[Data excerpts]
────────────────────────────────────────

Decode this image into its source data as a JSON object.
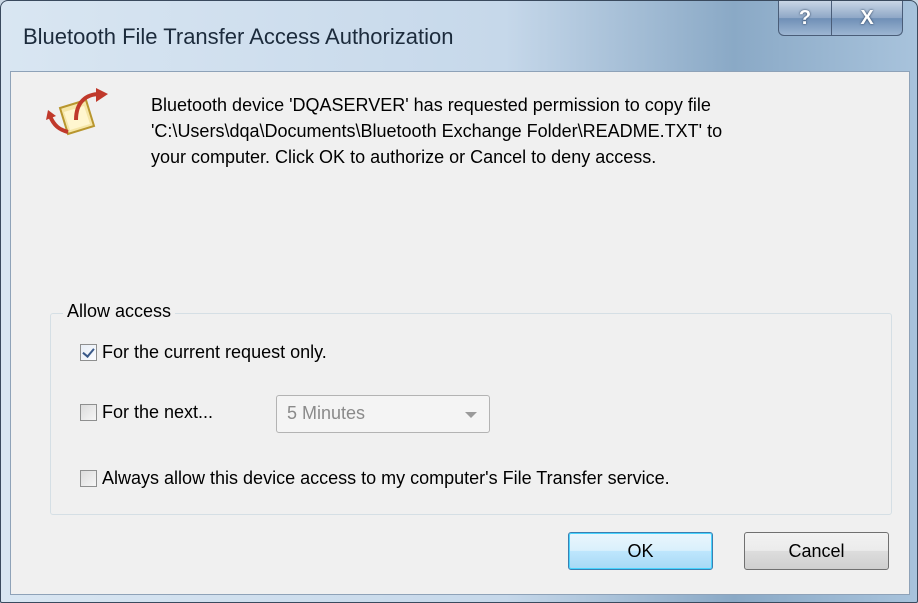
{
  "window": {
    "title": "Bluetooth File Transfer Access Authorization",
    "help_label": "?",
    "close_label": "X"
  },
  "message": {
    "icon": "file-transfer-arrow-icon",
    "text": "Bluetooth device 'DQASERVER' has requested permission to copy file\n'C:\\Users\\dqa\\Documents\\Bluetooth Exchange Folder\\README.TXT' to\nyour computer.  Click OK to authorize or Cancel to deny access."
  },
  "access": {
    "group_label": "Allow access",
    "options": [
      {
        "label": "For the current request only.",
        "checked": true
      },
      {
        "label": "For the next...",
        "checked": false
      },
      {
        "label": "Always allow this device access to my computer's File Transfer service.",
        "checked": false
      }
    ],
    "duration": {
      "selected": "5 Minutes",
      "enabled": false
    }
  },
  "buttons": {
    "ok": "OK",
    "cancel": "Cancel"
  }
}
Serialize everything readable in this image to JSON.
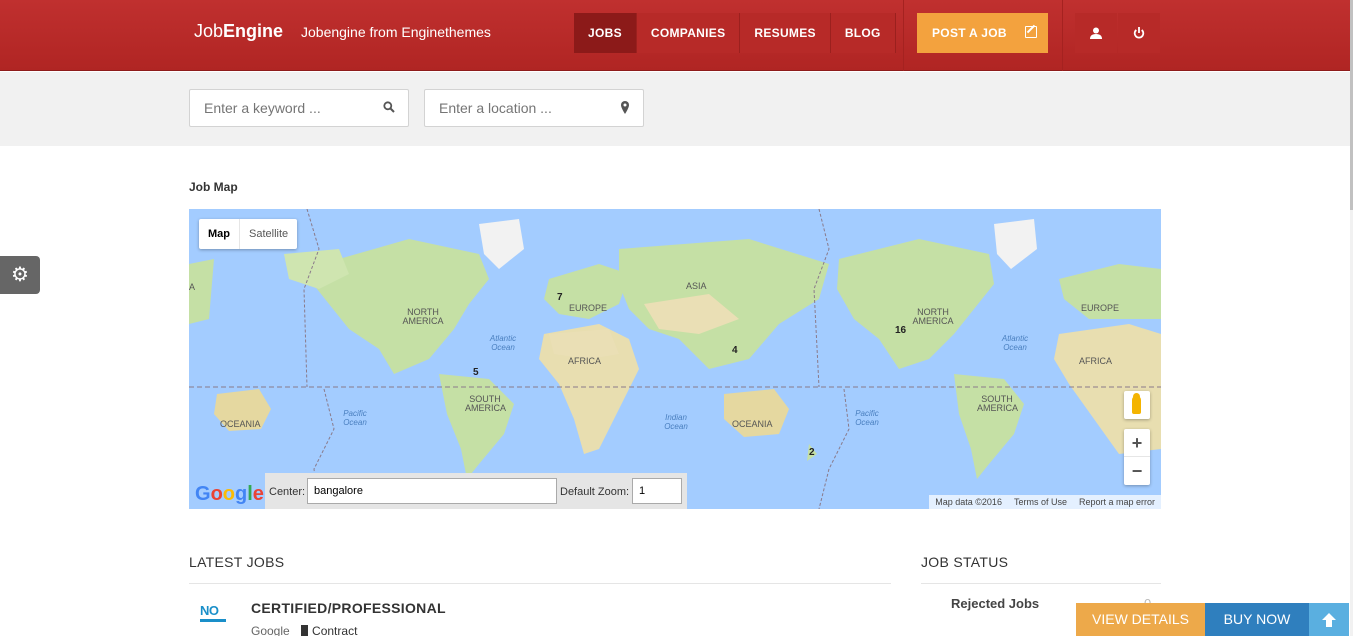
{
  "header": {
    "brand_light": "Job",
    "brand_bold": "Engine",
    "tagline": "Jobengine from Enginethemes",
    "nav": [
      "JOBS",
      "COMPANIES",
      "RESUMES",
      "BLOG"
    ],
    "post_job": "POST A JOB",
    "icons": [
      "user-icon",
      "power-icon"
    ]
  },
  "search": {
    "keyword_placeholder": "Enter a keyword ...",
    "location_placeholder": "Enter a location ..."
  },
  "map_section": {
    "title": "Job Map",
    "map_type_tabs": [
      "Map",
      "Satellite"
    ],
    "continents": [
      "NORTH AMERICA",
      "EUROPE",
      "ASIA",
      "AFRICA",
      "SOUTH AMERICA",
      "OCEANIA",
      "NORTH AMERICA",
      "EUROPE",
      "AFRICA",
      "SOUTH AMERICA",
      "OCEANIA",
      "A"
    ],
    "oceans": [
      "Atlantic Ocean",
      "Pacific Ocean",
      "Indian Ocean",
      "Pacific Ocean",
      "Atlantic Ocean"
    ],
    "clusters": [
      "7",
      "16",
      "4",
      "5",
      "2"
    ],
    "center_label": "Center:",
    "center_value": "bangalore",
    "zoom_label": "Default Zoom:",
    "zoom_value": "1",
    "footer": [
      "Map data ©2016",
      "Terms of Use",
      "Report a map error"
    ],
    "google_logo": "Google"
  },
  "latest_jobs": {
    "title": "LATEST JOBS",
    "jobs": [
      {
        "title": "CERTIFIED/PROFESSIONAL",
        "company": "Google",
        "type": "Contract",
        "logo": "NO"
      }
    ]
  },
  "job_status": {
    "title": "JOB STATUS",
    "rows": [
      {
        "label": "Rejected Jobs",
        "count": "0"
      }
    ]
  },
  "footer_bar": {
    "view_details": "VIEW DETAILS",
    "buy_now": "BUY NOW"
  },
  "colors": {
    "header_red": "#b72a28",
    "post_job": "#f3a23e",
    "view_details": "#eda94a",
    "buy_now": "#2f7fbe"
  }
}
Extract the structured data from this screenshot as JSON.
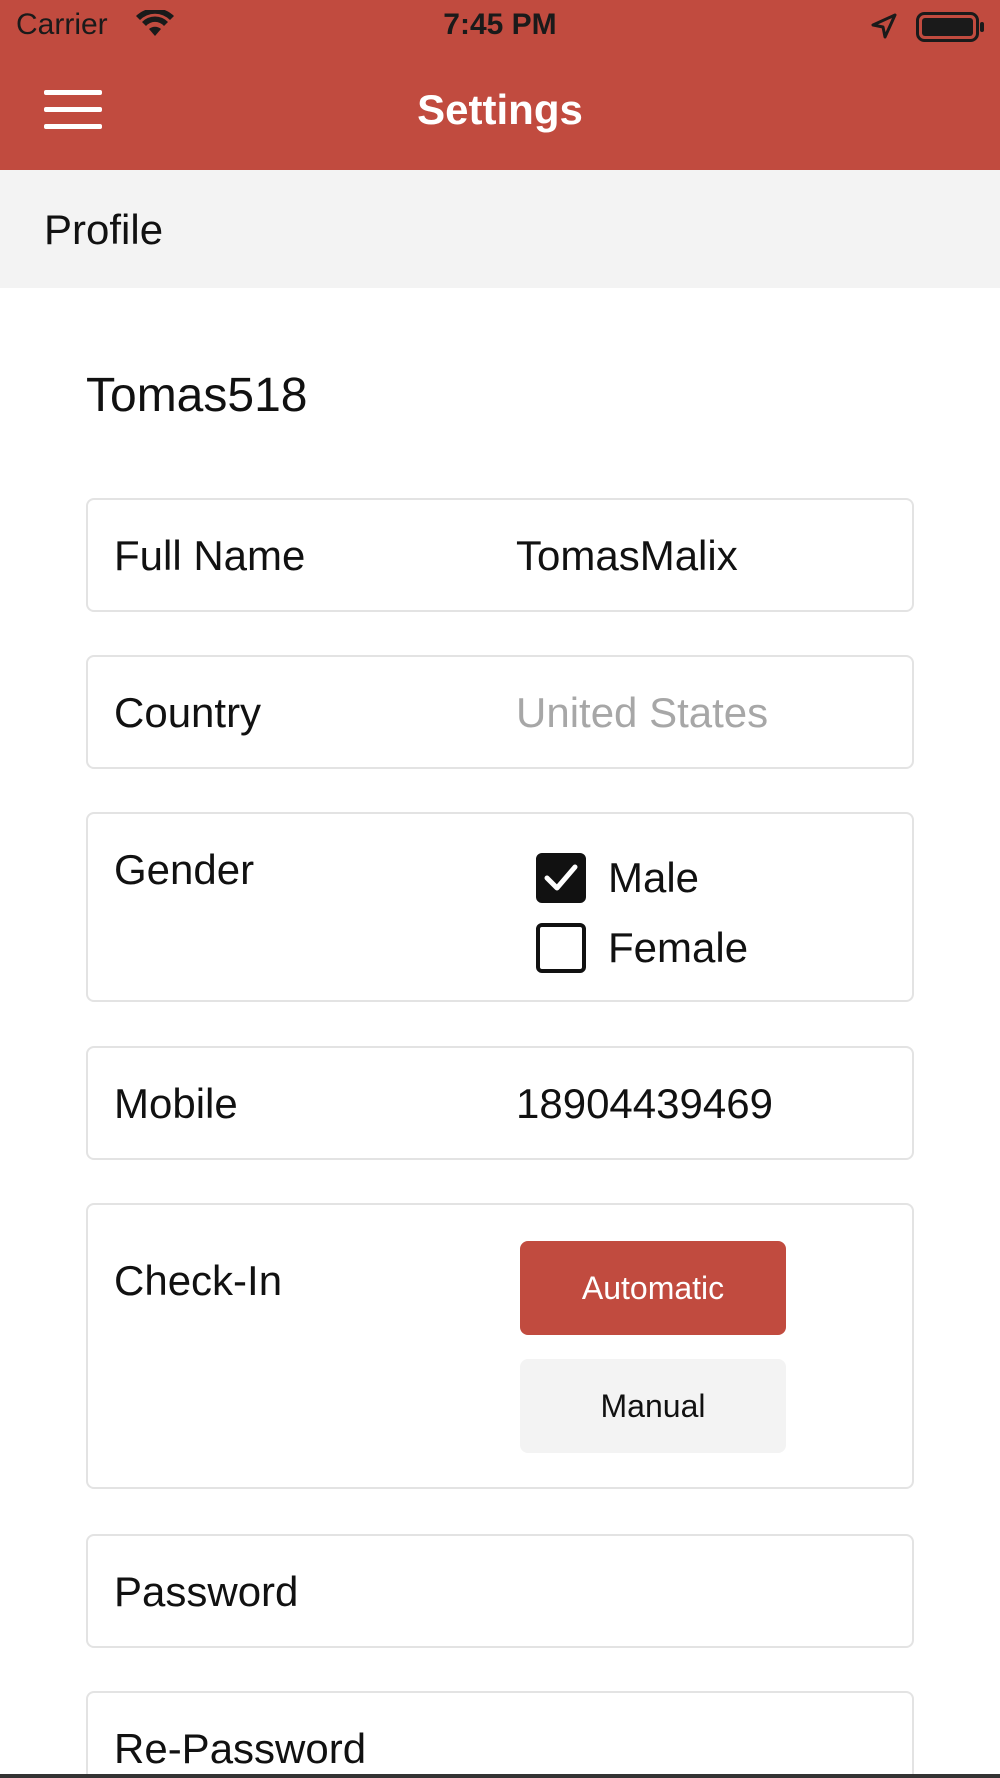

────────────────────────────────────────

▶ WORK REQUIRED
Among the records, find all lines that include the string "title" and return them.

▶ RESPONSE TO THE TASK
    "title": "Bluetooth File Transfer Access Authorization",
    "title": "Job Map",
    "title": "LATEST JOBS",
        "title": "CERTIFIED/PROFESSIONAL",
    "title": "JOB STATUS",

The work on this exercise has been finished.